Most grand houses come with some kind of history, but rarely does that include an authentic speakeasy and artwork with mysterious origins. Those were just two of the many charms that enticed the owners of a Prohibition-era, Tudor-style home in the Denver Country Club. On the exterior, bricks laid in a diamond pattern, dormer windows with leaded windowpanes, and a steep gable evoke a storybook ambience, while a stone crest engraved with the letter “T” recalls the original owners—a family named Temple.
But the home’s historic relevance meant the design needed to be sensitive. To strike a balance between respecting its past and accommodating a modern family of five, the new owners turned to designer Andrea Schumacher, who had worked on their previous residences.
The focus, Schumacher says, was taking the bones of a traditional Tudor and infusing it with a lighter, modern aesthetic that’s both beautiful and practical. “We wanted the home to have a sense of history, but with a fresh take reflecting a young family,” she says.
Intricate moldings and woodwork throughout set a warm, elegant tone, but the brown wood was a little too dark for the family’s liking. To offset it, Schumacher painted some of the panels white and brightened the space further through lighter upholstery and carpeting. “I think the most nerve-racking part was picking the paneling that we were going to paint versus what we weren’t,” she laughs. “You can’t easily remove the paint, so we were all clenching our teeth and hoping it would work. It came out perfectly!”
Having worked on the interiors of the family’s previous home, the designer knew which of their pieces would work in the new space and which needed to be updated or reupholstered. Schumacher added texture with vibrant, patterned fabrics as well as playful wallpaper and drapery. She also replaced the dark, gothic light fixtures with simple antique brass candle-style chandeliers.
Since the new home was larger than the family’s previous abode, it allowed them to keep the living room as a more formal entertaining space, complete with a fireplace, dramatic ceiling beams, diamond-paned windows and a grand piano.

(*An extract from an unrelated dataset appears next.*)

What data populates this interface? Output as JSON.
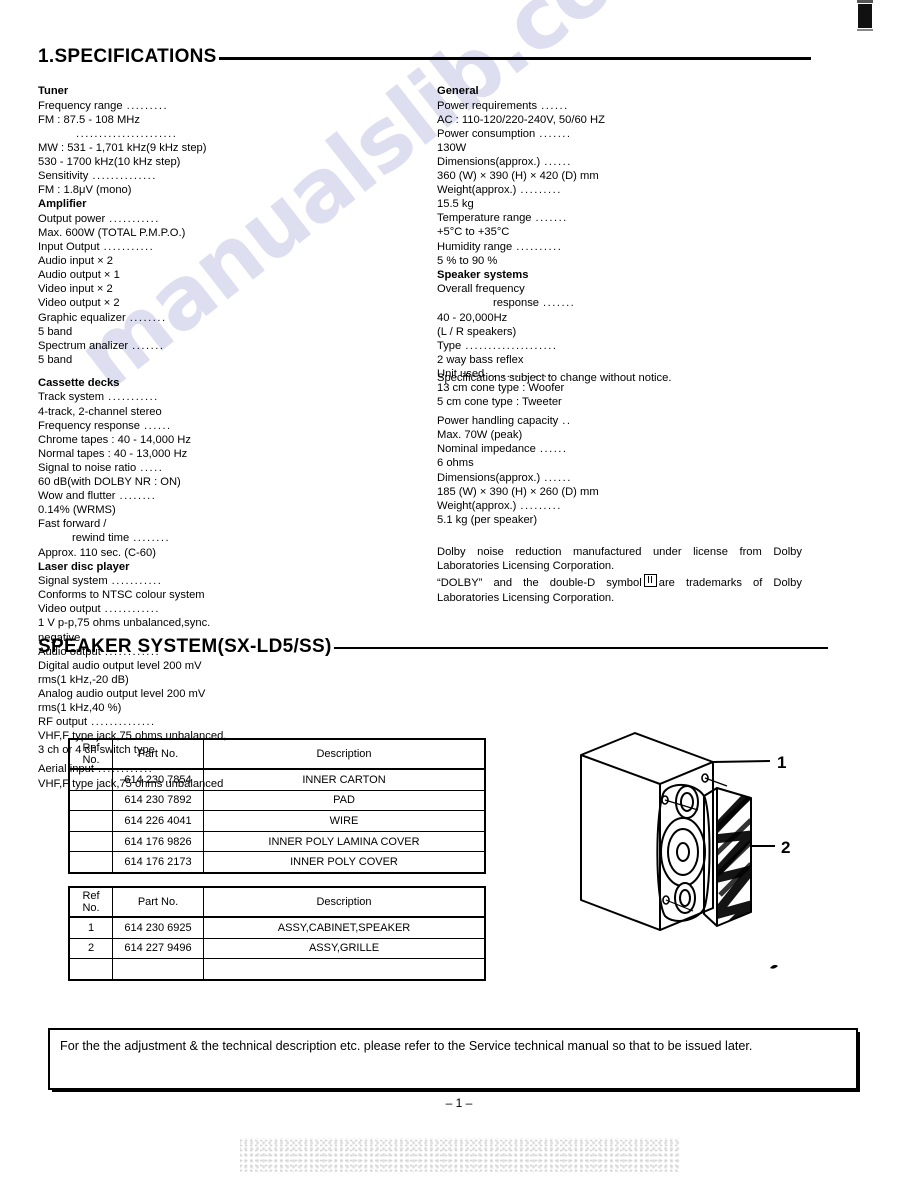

The extra square footage also means that the kids have a designated playroom on the second floor, allowing for an injection of fun—such as an animal print rug and yellow ottomans—to juxtapose with the rest of the house’s more traditional decor.
While the owners are partial to spending time in the living room, Schumacher says she is particularly fond of the dining room, which features elaborate ceiling moldings and paneling. “Sometimes dining rooms can be formal—and this one does have a formality to it,” she says. “But then the softness of the chairs and the fact that the table is round makes it a bit more casual. It is very comfortable, and you can see yourself hanging out here for a long time.”
And then there’s the speakeasy. Part of the original 1928 home—but not included on the house plans that the owners sourced from the Denver Public Library—the clandestine room behind a hidden door features more than just a bar and lounge. Overlooking the space is a mural depicting what the owners suspect is a scene of downtown Denver in the late 1800s. “We’ve worked with the History Colorado Center to try to figure out who the artist is, and they told us that if the painting is on canvas, it’s likely a more noteworthy artist,” says the owner. “But if it was painted on concrete then it was probably just a family friend.” Turns out, it’s on canvas, but the artist’s identity is still a mystery, only serving to add more intrigue to the space. To evoke the dark, moody vibe of a speakeasy—and to complement the exposed brick—Schumacher opted for rich, red textiles for the sofa and rug, creating a cozier, more intimate gathering alternative to the dining or living room.
Of course, the story behind the speakeasy (and the home in general) is all part of what makes it so charming. “I hope people feel all of the stories that came before us in this house, but also sense that a modern family lives in it now,” the owner says. “We love going out to dinner with friends and then walking home to have a drink in our speakeasy. Being able to have that history of the space, but also the proximity of the city, is one of the things that we love about the house.”